This week in Nazism

Depeche Mode has just been declared the “official band of the alt-right”

Further evidence that everything is terrible: Never-not-punchable neo-Nazi Richard Spencer has just declared Depeche Mode the “the official band of the alt-right.”

Of course, this is all news — fake news — to members of the long-running industrial-pop band.

Related: Are gay supremacists ‘literally’ Nazi stormtroopers? This guy thinks so.

Shortly before being whisked out of the Conservative Political Action Conference for being “repugnant”, he sarcastically invoked the band’s name to New York‘s Olivia Nuzzi:

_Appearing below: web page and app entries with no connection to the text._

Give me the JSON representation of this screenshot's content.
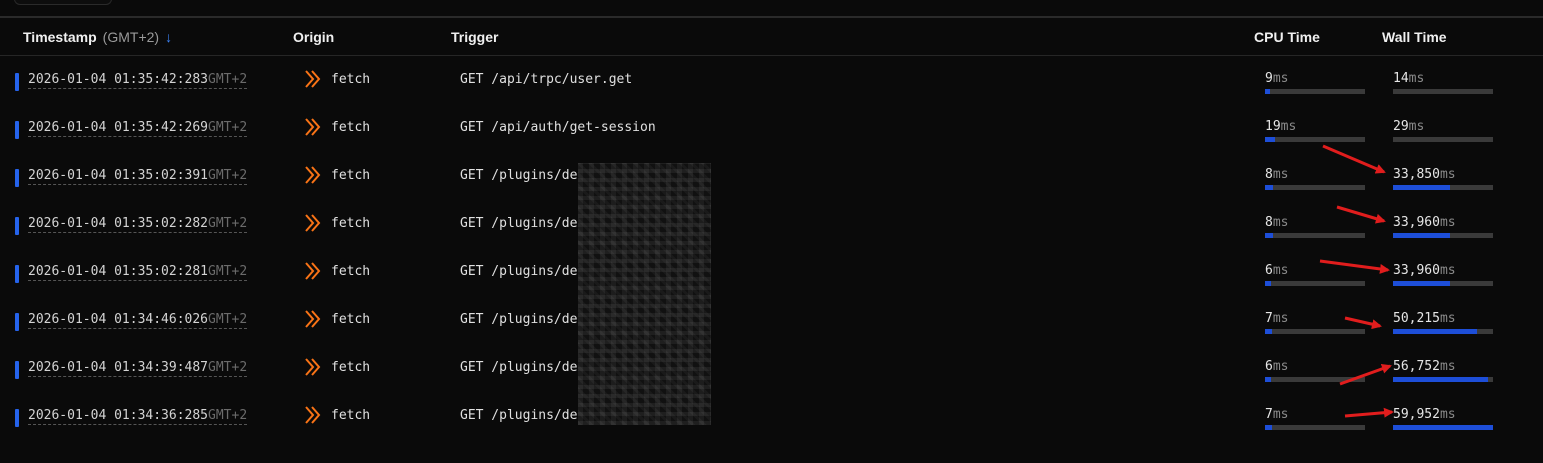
{
  "header": {
    "timestamp_label": "Timestamp",
    "timezone": "(GMT+2)",
    "sort_icon": "arrow-down",
    "origin_label": "Origin",
    "trigger_label": "Trigger",
    "cpu_label": "CPU Time",
    "wall_label": "Wall Time"
  },
  "colors": {
    "background": "#0a0a0a",
    "accent": "#2563eb",
    "origin_icon": "#f97316",
    "annotation_arrow": "#e11d1d"
  },
  "unit": "ms",
  "rows": [
    {
      "timestamp": "2026-01-04 01:35:42:283",
      "tz": "GMT+2",
      "origin": "fetch",
      "trigger": "GET /api/trpc/user.get",
      "cpu": "9",
      "wall": "14",
      "cpu_fraction": 0.05,
      "wall_fraction": 0.0
    },
    {
      "timestamp": "2026-01-04 01:35:42:269",
      "tz": "GMT+2",
      "origin": "fetch",
      "trigger": "GET /api/auth/get-session",
      "cpu": "19",
      "wall": "29",
      "cpu_fraction": 0.1,
      "wall_fraction": 0.0
    },
    {
      "timestamp": "2026-01-04 01:35:02:391",
      "tz": "GMT+2",
      "origin": "fetch",
      "trigger": "GET /plugins/de",
      "cpu": "8",
      "wall": "33,850",
      "cpu_fraction": 0.08,
      "wall_fraction": 0.57
    },
    {
      "timestamp": "2026-01-04 01:35:02:282",
      "tz": "GMT+2",
      "origin": "fetch",
      "trigger": "GET /plugins/de",
      "cpu": "8",
      "wall": "33,960",
      "cpu_fraction": 0.08,
      "wall_fraction": 0.57
    },
    {
      "timestamp": "2026-01-04 01:35:02:281",
      "tz": "GMT+2",
      "origin": "fetch",
      "trigger": "GET /plugins/de",
      "cpu": "6",
      "wall": "33,960",
      "cpu_fraction": 0.06,
      "wall_fraction": 0.57
    },
    {
      "timestamp": "2026-01-04 01:34:46:026",
      "tz": "GMT+2",
      "origin": "fetch",
      "trigger": "GET /plugins/de",
      "cpu": "7",
      "wall": "50,215",
      "cpu_fraction": 0.07,
      "wall_fraction": 0.84
    },
    {
      "timestamp": "2026-01-04 01:34:39:487",
      "tz": "GMT+2",
      "origin": "fetch",
      "trigger": "GET /plugins/de",
      "cpu": "6",
      "wall": "56,752",
      "cpu_fraction": 0.06,
      "wall_fraction": 0.95
    },
    {
      "timestamp": "2026-01-04 01:34:36:285",
      "tz": "GMT+2",
      "origin": "fetch",
      "trigger": "GET /plugins/de",
      "cpu": "7",
      "wall": "59,952",
      "cpu_fraction": 0.07,
      "wall_fraction": 1.0
    }
  ]
}
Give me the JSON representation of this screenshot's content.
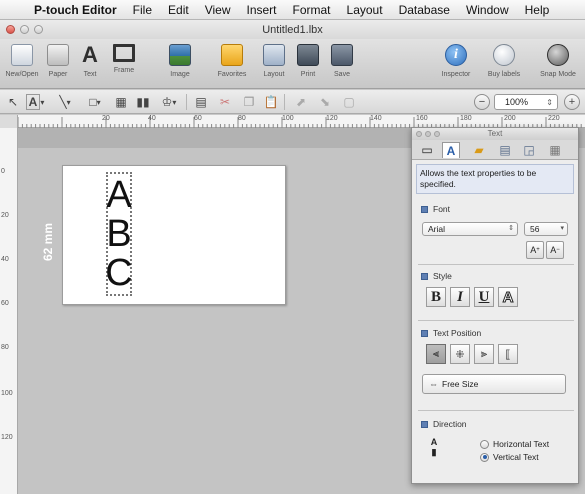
{
  "menubar": {
    "apple_icon": "apple-icon",
    "items": [
      "P-touch Editor",
      "File",
      "Edit",
      "View",
      "Insert",
      "Format",
      "Layout",
      "Database",
      "Window",
      "Help"
    ]
  },
  "window": {
    "title": "Untitled1.lbx"
  },
  "toolbar": {
    "buttons": [
      {
        "label": "New/Open",
        "icon": "new-open-icon"
      },
      {
        "label": "Paper",
        "icon": "paper-icon"
      },
      {
        "label": "Text",
        "icon": "text-icon"
      },
      {
        "label": "Frame",
        "icon": "frame-icon"
      },
      {
        "label": "Image",
        "icon": "image-icon"
      },
      {
        "label": "Favorites",
        "icon": "favorites-icon"
      },
      {
        "label": "Layout",
        "icon": "layout-icon"
      },
      {
        "label": "Print",
        "icon": "print-icon"
      },
      {
        "label": "Save",
        "icon": "save-icon"
      },
      {
        "label": "Inspector",
        "icon": "inspector-icon"
      },
      {
        "label": "Buy labels",
        "icon": "buy-labels-icon"
      },
      {
        "label": "Snap Mode",
        "icon": "snap-mode-icon"
      }
    ],
    "text_glyph": "A",
    "inspector_glyph": "i"
  },
  "format_bar": {
    "zoom_value": "100%",
    "zoom_out": "−",
    "zoom_in": "+"
  },
  "ruler": {
    "h_labels": [
      "20",
      "40",
      "60",
      "80",
      "100",
      "120",
      "140",
      "160",
      "180",
      "200",
      "220"
    ],
    "v_labels": [
      "0",
      "20",
      "40",
      "60",
      "80",
      "100",
      "120"
    ]
  },
  "canvas": {
    "length_label": "62 mm",
    "text_object": [
      "A",
      "B",
      "C"
    ]
  },
  "inspector": {
    "title": "Text",
    "hint": "Allows the text properties to be specified.",
    "font": {
      "heading": "Font",
      "family": "Arial",
      "size": "56",
      "grow_label": "A",
      "shrink_label": "A"
    },
    "style": {
      "heading": "Style",
      "bold": "B",
      "italic": "I",
      "underline": "U",
      "outline": "A"
    },
    "text_position": {
      "heading": "Text Position",
      "free_size_label": "Free Size"
    },
    "direction": {
      "heading": "Direction",
      "horizontal_label": "Horizontal Text",
      "vertical_label": "Vertical Text",
      "selected": "Vertical Text"
    }
  }
}
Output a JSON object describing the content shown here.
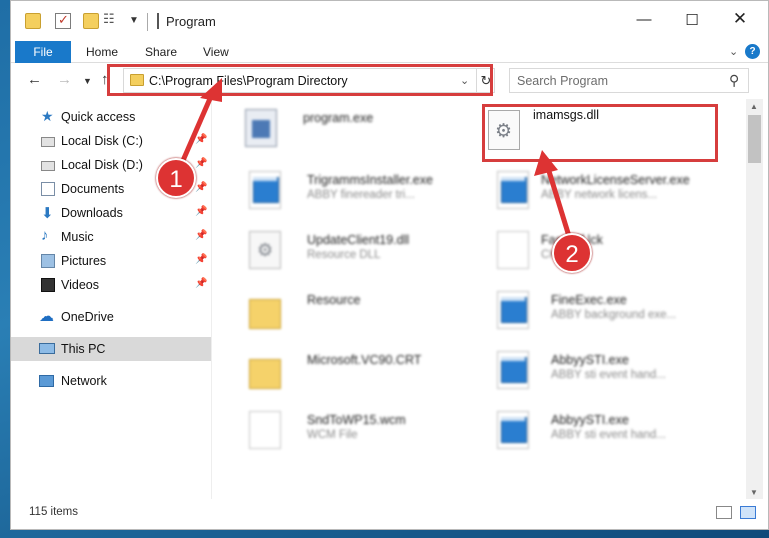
{
  "window": {
    "title": "Program"
  },
  "ribbon": {
    "tabs": [
      "File",
      "Home",
      "Share",
      "View"
    ]
  },
  "navigation": {
    "address_path": "C:\\Program Files\\Program Directory",
    "search_placeholder": "Search Program"
  },
  "sidebar": {
    "items": [
      {
        "label": "Quick access",
        "icon": "star-icon"
      },
      {
        "label": "Local Disk (C:)",
        "icon": "drive-icon"
      },
      {
        "label": "Local Disk (D:)",
        "icon": "drive-icon"
      },
      {
        "label": "Documents",
        "icon": "documents-icon"
      },
      {
        "label": "Downloads",
        "icon": "download-icon"
      },
      {
        "label": "Music",
        "icon": "music-icon"
      },
      {
        "label": "Pictures",
        "icon": "pictures-icon"
      },
      {
        "label": "Videos",
        "icon": "videos-icon"
      },
      {
        "label": "OneDrive",
        "icon": "cloud-icon"
      },
      {
        "label": "This PC",
        "icon": "computer-icon",
        "selected": true
      },
      {
        "label": "Network",
        "icon": "network-icon"
      }
    ]
  },
  "files": {
    "left": [
      {
        "name": "program.exe",
        "type": ""
      },
      {
        "name": "TrigrammsInstaller.exe",
        "type": "ABBY finereader tri..."
      },
      {
        "name": "UpdateClient19.dll",
        "type": "Resource DLL"
      },
      {
        "name": "Resource",
        "type": ""
      },
      {
        "name": "Microsoft.VC90.CRT",
        "type": ""
      },
      {
        "name": "SndToWP15.wcm",
        "type": "WCM File"
      }
    ],
    "right": [
      {
        "name": "imamsgs.dll",
        "type": ""
      },
      {
        "name": "NetworkLicenseServer.exe",
        "type": "ABBY network licens..."
      },
      {
        "name": "FastPdf.lck",
        "type": "CK File"
      },
      {
        "name": "FineExec.exe",
        "type": "ABBY background exe..."
      },
      {
        "name": "AbbyySTI.exe",
        "type": "ABBY sti event hand..."
      },
      {
        "name": "AbbyySTI.exe",
        "type": "ABBY sti event hand..."
      }
    ]
  },
  "status": {
    "item_count": "115 items"
  },
  "annotations": {
    "step_1": "1",
    "step_2": "2"
  },
  "colors": {
    "accent": "#1979ca",
    "highlight": "#d63d3d"
  }
}
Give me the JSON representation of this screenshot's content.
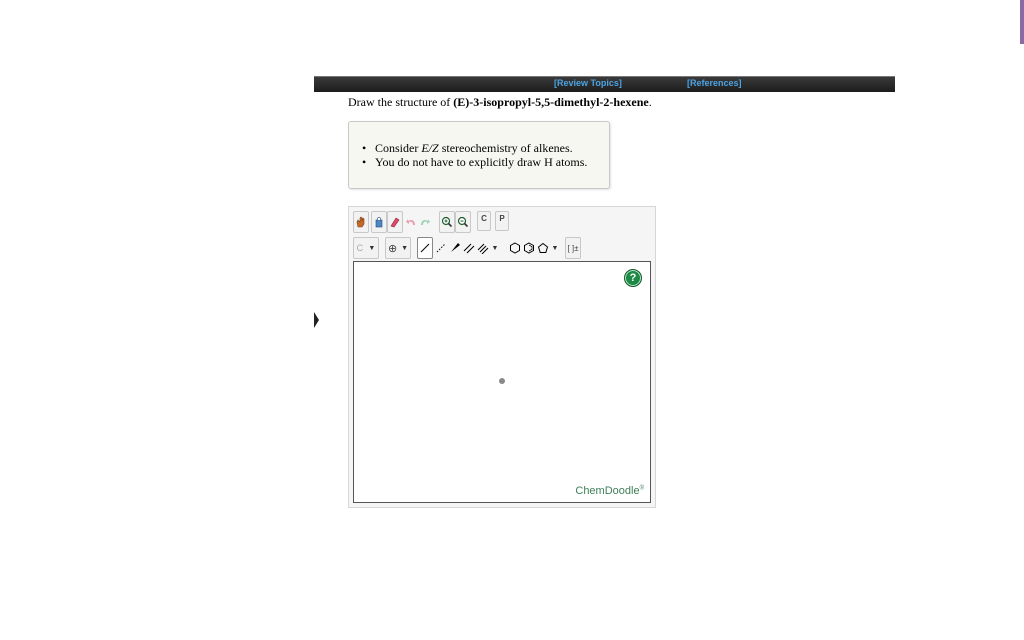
{
  "header": {
    "review_topics": "[Review Topics]",
    "references": "[References]"
  },
  "question": {
    "prefix": "Draw the structure of ",
    "compound": "(E)-3-isopropyl-5,5-dimethyl-2-hexene",
    "suffix": "."
  },
  "hints": {
    "item1_prefix": "Consider ",
    "item1_italic": "E/Z",
    "item1_suffix": " stereochemistry of alkenes.",
    "item2": "You do not have to explicitly draw H atoms."
  },
  "editor": {
    "element_selector_value": "C",
    "charge_symbol": "⊕",
    "clean_button_label": "C",
    "perspective_button_label": "P",
    "bracket_symbol": "[ ]±",
    "help_symbol": "?",
    "brand": "ChemDoodle",
    "brand_mark": "®"
  },
  "colors": {
    "header_link": "#4ba3e3",
    "header_bar": "#1c1c1c",
    "help_green": "#1c8a45",
    "brand_green": "#3f7f57",
    "hint_background": "#f7f7f2"
  }
}
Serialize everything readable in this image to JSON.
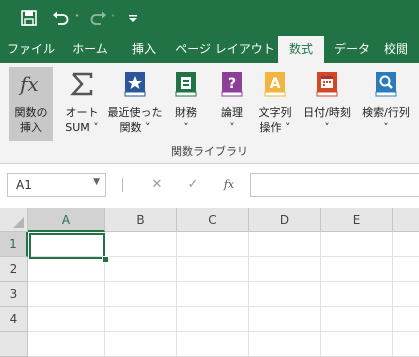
{
  "quick_access": {
    "save_icon": "save-icon",
    "undo_icon": "undo-icon",
    "redo_icon": "redo-icon",
    "customize_icon": "customize-icon"
  },
  "tabs": [
    {
      "label": "ファイル"
    },
    {
      "label": "ホーム"
    },
    {
      "label": "挿入"
    },
    {
      "label": "ページ レイアウト"
    },
    {
      "label": "数式",
      "active": true
    },
    {
      "label": "データ"
    },
    {
      "label": "校閲"
    }
  ],
  "ribbon": {
    "buttons": [
      {
        "line1": "関数の",
        "line2": "挿入",
        "icon": "fx-icon"
      },
      {
        "line1": "オート",
        "line2": "SUM ˅",
        "icon": "sigma-icon"
      },
      {
        "line1": "最近使った",
        "line2": "関数 ˅",
        "icon": "star-book-icon"
      },
      {
        "line1": "財務",
        "line2": "˅",
        "icon": "finance-book-icon"
      },
      {
        "line1": "論理",
        "line2": "˅",
        "icon": "logic-book-icon"
      },
      {
        "line1": "文字列",
        "line2": "操作 ˅",
        "icon": "text-book-icon"
      },
      {
        "line1": "日付/時刻",
        "line2": "˅",
        "icon": "calendar-book-icon"
      },
      {
        "line1": "検索/行列",
        "line2": "˅",
        "icon": "lookup-book-icon"
      }
    ],
    "group_label": "関数ライブラリ"
  },
  "formula_bar": {
    "name_box": "A1",
    "cancel": "✕",
    "enter": "✓",
    "fx": "fx",
    "value": ""
  },
  "sheet": {
    "columns": [
      "A",
      "B",
      "C",
      "D",
      "E"
    ],
    "rows": [
      "1",
      "2",
      "3",
      "4"
    ],
    "active_cell": "A1"
  },
  "colors": {
    "accent": "#217346",
    "ribbon_bg": "#f3f3f3"
  }
}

To be clear, he made no mention of New Order, possibly due to the viral video in which he’s punched repeatedly in the face to the beat of 1983 romper stomper “Blue Monday” …?

While there’s no shortage of ’80s bands that decided to dubiously straddle the fine line between the fascistic and fetishistic —

— Spencer decided to settle on the band behind decidedly not-evil 1984 anthem “People Are People,” which features the following palpably humane lyric:

People are people / So why should it be / You and I should get along so awfully / So we’re different colors / And we’re different creeds / And different people have different needs / It’s obvious you hate me / Though I’ve done nothing wrong / I’ve never even met you so what could I have done / I can’t understand / What makes a man / Hate another man / Help me understand

Related: Bryan Fischer’s Gays-As-Nazis Slander Debunked By Holocaust Historian, Once And For All

Esquirewasting no time in reaching out to the band for a quote, received the following from Depeche Mode’s apparently quite busy representative:

That’s pretty ridiculous. Depeche Mode has no ties to Richard Spencer or the alt right and does not support the alt right movement.

Which, duh.

Spencer has since — heh? — made it clear that he was “joking”:

If any clarification is needed as to what Depeche Mode could possibly think of this fresh taint on their name, look no further than new single “Where’s the Revolution?” —

— which, through our lens, roughly translates to: